St. Louis, Missouri
Both sides now
Re John Giuffo's "Report From the Upper West Bank" [April 6-12]: While both sides of the Columbia Unbecoming debate fling around the useless and empty term academic freedom, nobody has bothered to examine one of the most pertinent angles of the case. Why is it that one of the few thriving centers of Middle Eastern and Asian studies has come under attack in a country and a profession where there is already very little tolerance for the views of people from the Middle Eastespecially those expressed by people of color? While anti-Semitism certainly exists on campuses across America, the level of anti-Arab violence, on campus and off, is at an all-time high. Those who have attacked the faculty of the Middle East studies department have already made the reckless move of conflating pro-Palestinian advocacy and scholarship with anti-Semitism. In demanding that Columbia create a fair and balanced faculty, they have ignored the ponderous and weighty support given the state of Israel by scholars around the country, deeply prejudiced public opinion, and the mechanisms of federal government. Yes, anti-Semitism is deplorable.
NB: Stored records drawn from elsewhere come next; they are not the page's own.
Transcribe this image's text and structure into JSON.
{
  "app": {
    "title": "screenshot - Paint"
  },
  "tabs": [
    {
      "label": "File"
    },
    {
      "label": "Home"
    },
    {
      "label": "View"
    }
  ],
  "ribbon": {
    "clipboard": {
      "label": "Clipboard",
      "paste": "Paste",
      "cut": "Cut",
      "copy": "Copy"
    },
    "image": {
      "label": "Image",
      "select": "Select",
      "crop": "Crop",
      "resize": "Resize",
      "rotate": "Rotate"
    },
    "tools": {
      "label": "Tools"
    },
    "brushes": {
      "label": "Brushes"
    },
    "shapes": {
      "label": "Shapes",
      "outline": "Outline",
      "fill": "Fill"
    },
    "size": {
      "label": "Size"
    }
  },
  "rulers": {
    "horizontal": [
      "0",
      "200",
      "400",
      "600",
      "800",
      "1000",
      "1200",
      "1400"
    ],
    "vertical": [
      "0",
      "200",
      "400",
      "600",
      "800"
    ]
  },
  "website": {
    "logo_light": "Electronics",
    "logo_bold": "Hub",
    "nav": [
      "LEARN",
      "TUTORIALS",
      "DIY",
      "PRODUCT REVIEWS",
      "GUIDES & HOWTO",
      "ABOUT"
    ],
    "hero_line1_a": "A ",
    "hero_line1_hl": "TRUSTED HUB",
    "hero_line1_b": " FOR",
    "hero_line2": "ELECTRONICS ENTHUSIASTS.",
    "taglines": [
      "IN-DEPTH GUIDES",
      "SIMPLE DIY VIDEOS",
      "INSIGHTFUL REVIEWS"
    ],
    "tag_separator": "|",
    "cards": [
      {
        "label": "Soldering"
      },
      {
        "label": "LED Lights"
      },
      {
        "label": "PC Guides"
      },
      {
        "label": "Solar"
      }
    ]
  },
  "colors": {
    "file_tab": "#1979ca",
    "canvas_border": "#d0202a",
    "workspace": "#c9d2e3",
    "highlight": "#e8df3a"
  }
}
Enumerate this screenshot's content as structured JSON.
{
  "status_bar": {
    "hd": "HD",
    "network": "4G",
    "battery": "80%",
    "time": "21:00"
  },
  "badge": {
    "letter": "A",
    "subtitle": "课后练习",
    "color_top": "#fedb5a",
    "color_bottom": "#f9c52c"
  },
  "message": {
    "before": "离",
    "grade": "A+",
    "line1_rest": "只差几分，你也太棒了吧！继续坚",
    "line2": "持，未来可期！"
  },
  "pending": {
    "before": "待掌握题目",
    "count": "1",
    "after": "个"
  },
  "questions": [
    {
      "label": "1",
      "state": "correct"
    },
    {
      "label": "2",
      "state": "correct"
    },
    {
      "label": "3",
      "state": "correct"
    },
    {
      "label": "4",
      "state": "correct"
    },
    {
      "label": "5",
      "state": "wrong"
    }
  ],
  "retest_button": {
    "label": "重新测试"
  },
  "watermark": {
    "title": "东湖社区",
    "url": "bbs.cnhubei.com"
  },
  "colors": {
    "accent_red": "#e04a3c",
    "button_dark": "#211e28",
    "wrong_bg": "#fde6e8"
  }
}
We should acknowledge and interrogate it in all its forms, just as we should come to grips with anti-Arab violence committed by U.S. citizens at home and abroad, in word and deed, on a daily basis.